Self-closing refrigerator doors are often listed as a feature on many refrigerator product sales sheets. Both refrigerator and freezer doors have hard nylon cams installed around the bottom hinge pin and in the bottom of the door. The design of the cam uses the weight of the door to ensure it shuts on its own when gently pushed. Over time, the cams can wear and begin making a clunking or popping noise as the door opens or closes. Replacing the cam takes care of the noise and ensures your doors continue to close by themselves.
Reach behind your refrigerator to pull the power cord from the wall outlet. You do not have to worry about turning off the water supply to the icemaker, as without power the water does not run through the refrigerator.
Open up your freezer door and empty the contents of the door into an ice chest. The repair should not take over 30 minutes, so it may not be necessary to place the remainder of the freezer contents in the ice chest. You replace the freezer and refrigerator door cams in the same manner, but there are two or three extra steps when replacing the freezer door cam that can be omitted when replacing the refrigerator door cam.
Open the bottom door -- if it is not the freezer -- to access the toe kick grill along the bottom of the refrigerator.
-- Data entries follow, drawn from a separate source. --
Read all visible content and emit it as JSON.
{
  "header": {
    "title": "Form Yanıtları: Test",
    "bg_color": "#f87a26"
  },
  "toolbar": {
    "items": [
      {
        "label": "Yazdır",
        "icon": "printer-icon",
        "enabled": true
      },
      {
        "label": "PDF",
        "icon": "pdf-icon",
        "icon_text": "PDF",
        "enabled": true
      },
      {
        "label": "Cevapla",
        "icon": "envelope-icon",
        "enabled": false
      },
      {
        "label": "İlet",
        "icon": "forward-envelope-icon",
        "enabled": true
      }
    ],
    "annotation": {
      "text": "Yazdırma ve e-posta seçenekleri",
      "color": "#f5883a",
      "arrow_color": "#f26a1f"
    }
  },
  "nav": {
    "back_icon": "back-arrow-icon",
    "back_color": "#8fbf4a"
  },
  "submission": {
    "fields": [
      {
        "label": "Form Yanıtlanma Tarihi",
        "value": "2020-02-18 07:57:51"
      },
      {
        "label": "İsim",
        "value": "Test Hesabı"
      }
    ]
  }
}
The grill uses tension clips to hold it to the bottom of the refrigerator, so it only requires grabbing the grill with your hands and gently pulling it from the refrigerator. Removing the grill exposes the water line connections beneath the freezer side of the refrigerator. Place the grill aside and shut the door, again, if it is not the freezer.
Place a small towel underneath the water line connections. Locate the connector holding the water line from the freezer door to the water line coming from beneath the refrigerator. Press down on the red disk at the top of the connector while pulling the line attached to the freezer door out of the connector. Shut the freezer door.
Remove the screws from the cover on top of the freezer door that hides the hinge. Lift the cover and expose the electrical connections to the freezer door. Grab the two sides of the wire harness holding the wires together and pull it apart. Your freezer door may not have this wire harness.
Unscrew the hex-head screws holding the freezer door hinge to the body of the refrigerator with a nut driver. Open the freezer door slightly and lift it from the bottom hinge pin. The freezer door could be heavy, so ask an assistant to help move the freezer door to a stable work surface.
Look on the bottom of the freezer door for the door cam. It will be either black or white nylon and appear to have a jagged edge. Some cams slip into the hole in the bottom of the door while others are held in the bottom of the door with a screw. Remove the screw from the freezer door cam, if applicable.
Slide a flat-blade screwdriver between the cam and the bottom of the freezer door. Pry the cam from the door. Insert the new cam in its place, gently tapping it with the head of your screwdriver and replace the screw if necessary.
Remove the screw holding the cam around the bottom door hinge on the freezer. Slide the cam off the hinge. Slide a new cam on the hinge and replace the screw. Coat the hinge cam with silicone based grease.
Lift the freezer door back onto the bottom hinge. Ensure the water line attached to the freezer door slides through the retainer on the bottom of the refrigerator. Carefully set the door in place.
Attach the freezer door hinge to the top of the refrigerator using the screws you previously removed. Do not tighten the screws. Place a level on top of the freezer door. Make sure the door is level before tightening the hinge screws.
Reconnect the wire harness. Replace the hinge cover and secure it with the screws you previously removed. Reconnect the water line at the bottom of the refrigerator.
Open both the refrigerator and freezer doors. Snap the toe kick grill onto the bottom of the refrigerator. Place the food from the ice chest back into the freezer door. Shut the doors and plug the refrigerator into the wall.
Things You Will Need
Assorted nut drivers
Replacement door cams
Silicone based grease